Within the records, which lines hold the string "Delivered"? Report each one by copying it.
• • • • •
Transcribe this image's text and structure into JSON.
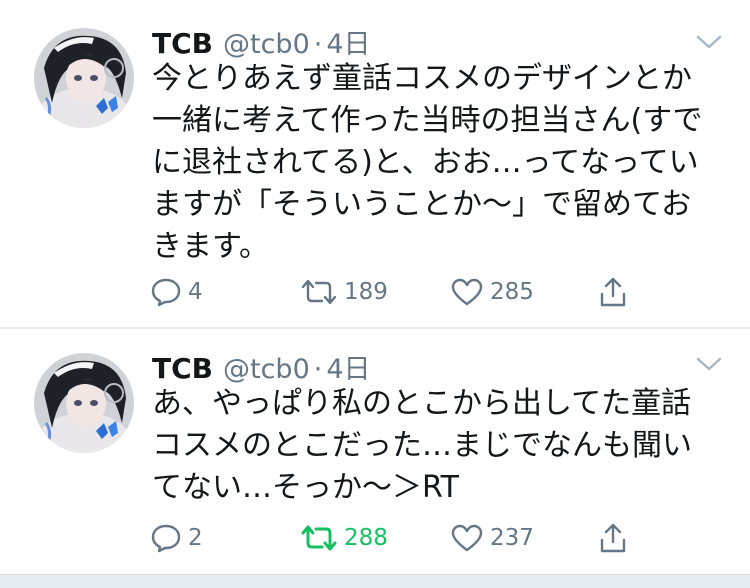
{
  "tweets": [
    {
      "name": "TCB",
      "handle": "@tcb0",
      "sep": "·",
      "time": "4日",
      "text": "今とりあえず童話コスメのデザインとか一緒に考えて作った当時の担当さん(すでに退社されてる)と、おお…ってなっていますが「そういうことか〜」で留めておきます。",
      "reply_count": "4",
      "retweet_count": "189",
      "like_count": "285",
      "retweeted": false
    },
    {
      "name": "TCB",
      "handle": "@tcb0",
      "sep": "·",
      "time": "4日",
      "text": "あ、やっぱり私のとこから出してた童話コスメのとこだった…まじでなんも聞いてない…そっか〜＞RT",
      "reply_count": "2",
      "retweet_count": "288",
      "like_count": "237",
      "retweeted": true
    }
  ],
  "colors": {
    "text": "#14171a",
    "secondary": "#657786",
    "retweet_active": "#17bf63",
    "separator": "#e6ecf0"
  },
  "icons": [
    "reply-icon",
    "retweet-icon",
    "like-icon",
    "share-icon",
    "chevron-down-icon"
  ]
}
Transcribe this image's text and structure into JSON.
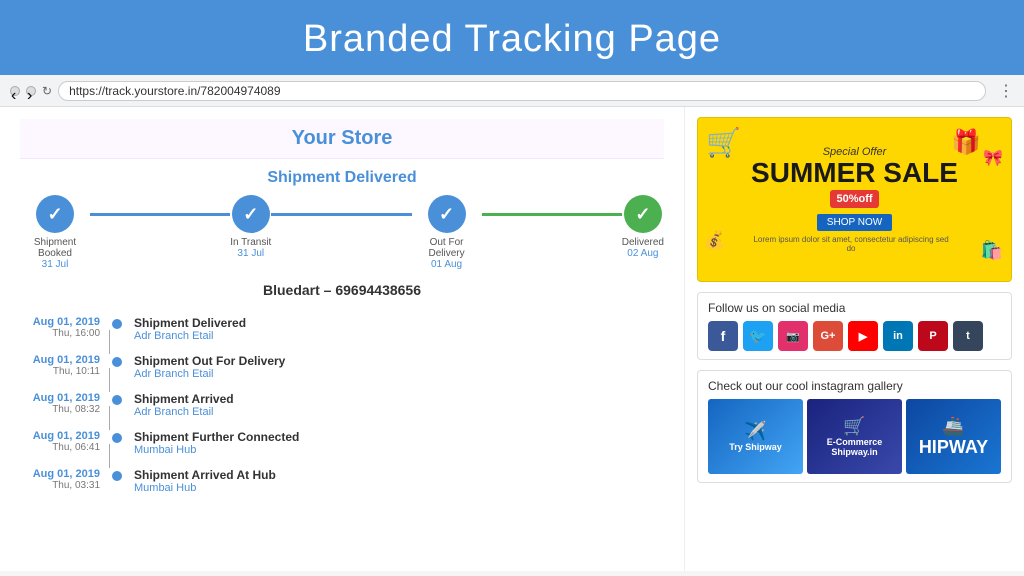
{
  "header": {
    "title": "Branded Tracking Page"
  },
  "browser": {
    "url": "https://track.yourstore.in/782004974089",
    "menu_icon": "⋮"
  },
  "store": {
    "name": "Your Store"
  },
  "tracking": {
    "status_title": "Shipment Delivered",
    "courier": "Bluedart – 69694438656",
    "steps": [
      {
        "label": "Shipment Booked",
        "date": "31 Jul",
        "type": "blue",
        "check": "✓"
      },
      {
        "label": "In Transit",
        "date": "31 Jul",
        "type": "blue",
        "check": "✓"
      },
      {
        "label": "Out For Delivery",
        "date": "01 Aug",
        "type": "blue",
        "check": "✓"
      },
      {
        "label": "Delivered",
        "date": "02 Aug",
        "type": "green",
        "check": "✓"
      }
    ],
    "timeline": [
      {
        "date": "Aug 01, 2019",
        "day": "Thu, 16:00",
        "event": "Shipment Delivered",
        "location": "Adr Branch Etail"
      },
      {
        "date": "Aug 01, 2019",
        "day": "Thu, 10:11",
        "event": "Shipment Out For Delivery",
        "location": "Adr Branch Etail"
      },
      {
        "date": "Aug 01, 2019",
        "day": "Thu, 08:32",
        "event": "Shipment Arrived",
        "location": "Adr Branch Etail"
      },
      {
        "date": "Aug 01, 2019",
        "day": "Thu, 06:41",
        "event": "Shipment Further Connected",
        "location": "Mumbai Hub"
      },
      {
        "date": "Aug 01, 2019",
        "day": "Thu, 03:31",
        "event": "Shipment Arrived At Hub",
        "location": "Mumbai Hub"
      }
    ]
  },
  "ad": {
    "special_offer": "Special Offer",
    "title": "SUMMER SALE",
    "discount": "50%off",
    "shop_now": "SHOP NOW",
    "description": "Lorem ipsum dolor sit amet, consectetur adipiscing sed do"
  },
  "social": {
    "title": "Follow us on social media",
    "platforms": [
      "f",
      "t",
      "in",
      "G+",
      "▶",
      "in",
      "P",
      "t"
    ]
  },
  "instagram": {
    "title": "Check out our cool instagram gallery",
    "images": [
      "Try Shipway",
      "E-Commerce",
      "HIPWAY"
    ]
  }
}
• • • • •
● RESPONSE BELOW
    "status_title": "Shipment Delivered",
        "label": "Delivered",
        "event": "Shipment Delivered",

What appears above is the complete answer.